The gas was on in the Institute,
The flare was up in the gym,
A man was running a mineral line,
A lass was singing a hymn,
When Captain Webb the Dawley man,
Captain Webb from Dawley,
Came swimming along the old canal
That carried the bricks to Lawley.
Swimming along –
Swimming along –
Swimming along from Severn,
And paying a call at Dawley Bank while swimming along to Heaven.

The sun shone low on the railway line
And over the bricks and stacks
And in at the upstairs windows
Of the Dawley houses’ backs
When we saw the ghost of Captain Webb,
Webb in a water sheeting,
Come dripping along in a bathing dress
To the Saturday evening meeting.
Dripping along –
Dripping along –
To the Congregational Hall;
Dripping and still he rose over the sill and faded away in a wall.

There wasn’t a man in Oakengates
That hadn’t got hold of the tale,
And over the valley in Ironbridge,
And round by Coalbrookdale,
How Captain Webb the Dawley man,
Captain Webb from Dawley,
Rose rigid and dead from the old canal
That carries the bricks to Lawley.
Rigid and dead –
Rigid and dead –
To the Saturday congregation,
Paying a call at Dawley Bank on the way to his destination.
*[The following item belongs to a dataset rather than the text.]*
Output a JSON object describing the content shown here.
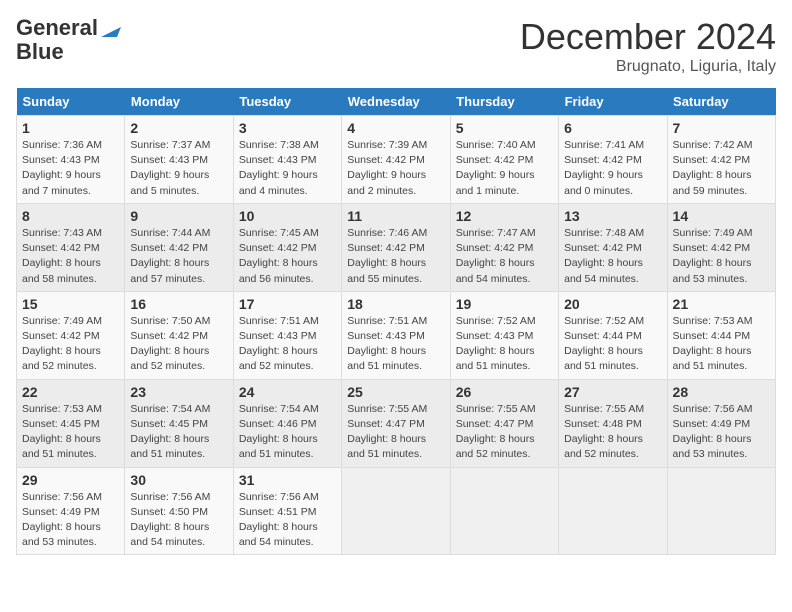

Source: Betjeman’s Banana Blush: Sir John Betjeman the Poet Laureate Reads His Verse.  Charisma Records, 1973.

Read about Sir John Betjeman

Captain Matthew Webb was a world-renowned swimmer who attempted to swim the Whirlpool Rapids at Niagara Falls on July 24, 1883. He is buried in Oakwood Cemetery, Niagara Falls, New York. Read about Captain Webb here.

Click here for another story about Webb’s ghost